The “launch” took place in a social centre in downtown Grenoble close to the ADA on World Refugee Day, June 20, 2013. It was a momentous festive occasion that brought together all the participants and others close to them. The contrast with the very official presentation at the AntiAtlas of Borders exhibition in the Musée des Tapisseries d’Aix-en-Provence was particularly conspicuous (this other exhibition took place within the framework of the Marseille-European Capital of Culture 2013 celebrations). At the heart of a larger project focused on the role of technologies of control in the governance of borders, “Crossing Maps” shifted the focus towards individual experiences of crossing borders. In doing so, the project helped to re-humanize what surveillance tools have sought to dehumanize. We ensured that at least one of the participants and asylum seekers was present during each of our question-and-answer sessions in the exhibition spaces. This was the case in Grenoble (at the social centre and the Festival Migrant’scène, 2013), in Aix-en-Provence, and also in Geneva (“Rencontre Frontières et migrations. Chercheurs, practiciens et artistes croisent leurs regards”) as well as in Pontcharra (International Solidarity Week).
The participants’ maps have provided support for discussions between participants and a very interested public. Sessions with high-school pupils and university students have been particularly productive.
The project paradoxically found “disciplinary validation” at the International Festival of Geography in Saint-Dié des Vosges (exhibition at the Pierre Noël Museum in October 2014), where pupils, students, university professors and teachers valued the heuristic functions of the maps.
While the mediatisation of the project has made it possible to increase the dissemination of the “Crossing Maps” creations, the risk of aestheticisation remains forceful. Furthermore, displaying painful experiences and individuals’ emotional responses to them in no way guarantees a political response. Sometimes, it is quite the opposite. The mediatisation here nonetheless finds its origins in the evocative cartographic and audio material. The latter contrasts with some of the sensational images (often incriminating or re-victimizing) disseminated by the media, a situation that is often reinforced by administrations dealing with the right of asylum.
This cartographic and artistic experiment has explored new ways of approaching migratory experiences.
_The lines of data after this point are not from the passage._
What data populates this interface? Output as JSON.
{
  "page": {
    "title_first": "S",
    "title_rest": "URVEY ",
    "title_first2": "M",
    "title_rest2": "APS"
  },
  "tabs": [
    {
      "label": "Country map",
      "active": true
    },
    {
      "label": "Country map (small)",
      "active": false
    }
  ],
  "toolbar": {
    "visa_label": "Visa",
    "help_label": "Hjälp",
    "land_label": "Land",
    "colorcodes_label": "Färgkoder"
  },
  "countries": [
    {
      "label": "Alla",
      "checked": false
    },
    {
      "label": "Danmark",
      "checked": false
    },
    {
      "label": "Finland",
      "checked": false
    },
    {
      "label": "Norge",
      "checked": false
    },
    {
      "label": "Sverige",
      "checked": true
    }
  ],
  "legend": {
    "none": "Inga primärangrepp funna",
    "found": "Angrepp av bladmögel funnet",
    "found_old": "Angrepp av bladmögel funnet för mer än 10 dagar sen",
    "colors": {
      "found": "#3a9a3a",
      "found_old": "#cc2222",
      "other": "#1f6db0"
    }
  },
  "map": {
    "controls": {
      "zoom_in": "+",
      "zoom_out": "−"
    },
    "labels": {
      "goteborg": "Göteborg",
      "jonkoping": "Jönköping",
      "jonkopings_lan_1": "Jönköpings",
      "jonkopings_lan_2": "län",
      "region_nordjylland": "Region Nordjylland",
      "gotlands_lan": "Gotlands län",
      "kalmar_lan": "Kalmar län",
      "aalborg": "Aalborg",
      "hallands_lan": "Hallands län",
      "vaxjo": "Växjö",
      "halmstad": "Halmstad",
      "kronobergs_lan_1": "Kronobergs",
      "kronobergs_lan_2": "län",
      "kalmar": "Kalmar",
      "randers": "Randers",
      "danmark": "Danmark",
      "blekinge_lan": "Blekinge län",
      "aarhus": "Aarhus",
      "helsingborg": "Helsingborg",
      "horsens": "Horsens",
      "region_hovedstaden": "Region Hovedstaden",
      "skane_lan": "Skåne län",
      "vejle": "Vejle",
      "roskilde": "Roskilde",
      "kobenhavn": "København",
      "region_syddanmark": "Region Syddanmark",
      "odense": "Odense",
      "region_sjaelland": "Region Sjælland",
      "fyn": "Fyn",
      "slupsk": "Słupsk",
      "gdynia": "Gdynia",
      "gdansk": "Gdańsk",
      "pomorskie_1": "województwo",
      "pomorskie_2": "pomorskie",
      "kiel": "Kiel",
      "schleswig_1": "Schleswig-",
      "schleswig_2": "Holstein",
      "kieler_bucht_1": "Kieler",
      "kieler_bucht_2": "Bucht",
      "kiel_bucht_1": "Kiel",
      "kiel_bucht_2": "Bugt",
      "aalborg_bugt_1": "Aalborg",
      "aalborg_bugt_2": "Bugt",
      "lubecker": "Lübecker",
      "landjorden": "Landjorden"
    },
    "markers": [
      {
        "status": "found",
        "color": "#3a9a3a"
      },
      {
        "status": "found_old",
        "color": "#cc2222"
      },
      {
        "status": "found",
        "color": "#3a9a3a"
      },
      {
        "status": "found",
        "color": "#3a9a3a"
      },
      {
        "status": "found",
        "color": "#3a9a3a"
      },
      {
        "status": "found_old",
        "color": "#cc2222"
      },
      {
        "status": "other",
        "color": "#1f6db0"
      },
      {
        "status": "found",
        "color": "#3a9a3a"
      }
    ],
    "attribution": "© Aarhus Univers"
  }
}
Maps, drawings and audio recordings created during the workshop draw on polyphonic narrations that assist us in seeing and hearing the multiple points of view on contemporary border crossing and asylum.
Through our acts and practises, we sought to create conditions suitable for the transmission of knowledge and artistic production. The collaborations between researchers and artists have helped to shift and denaturalise the classical methods of inquiry in the social sciences. Geography, cartography and art here share a critical ambition. If “Crossing Maps” did not contribute to the administrative regularisation of its participants, nor to an acceleration of asylum seekers’ procedures, it nonetheless permitted a destabilisation of the sensational images of migration one finds in the media.
We also sought to give some depth to border lines and migratory arrows in order to promote a consideration of the politics of freedom of movement and the right of asylum. This is consideration is particularly important for a general public that is not necessarily very familiar with these questions and concepts.
The “workshop participants”, “drawers-cartographers”, and “artists” whose creations were exhibited have helped to shift the “asylum seeker” stereotype into something to study, question and subvert. This creative cartographic gesture also allowed for a methodological reconsideration within the worlds of science and art, as well as a reconsideration of the ways in which we communicate our stories.
In 2015, Sarah Mekdjian and Anne-Laure Amilhat Szary also published a blog post on the Géoconfluences website:
« Carte à la une : les frontières vues du sol et du ciel, navigation dans un itinéraire migratoire », February 2015.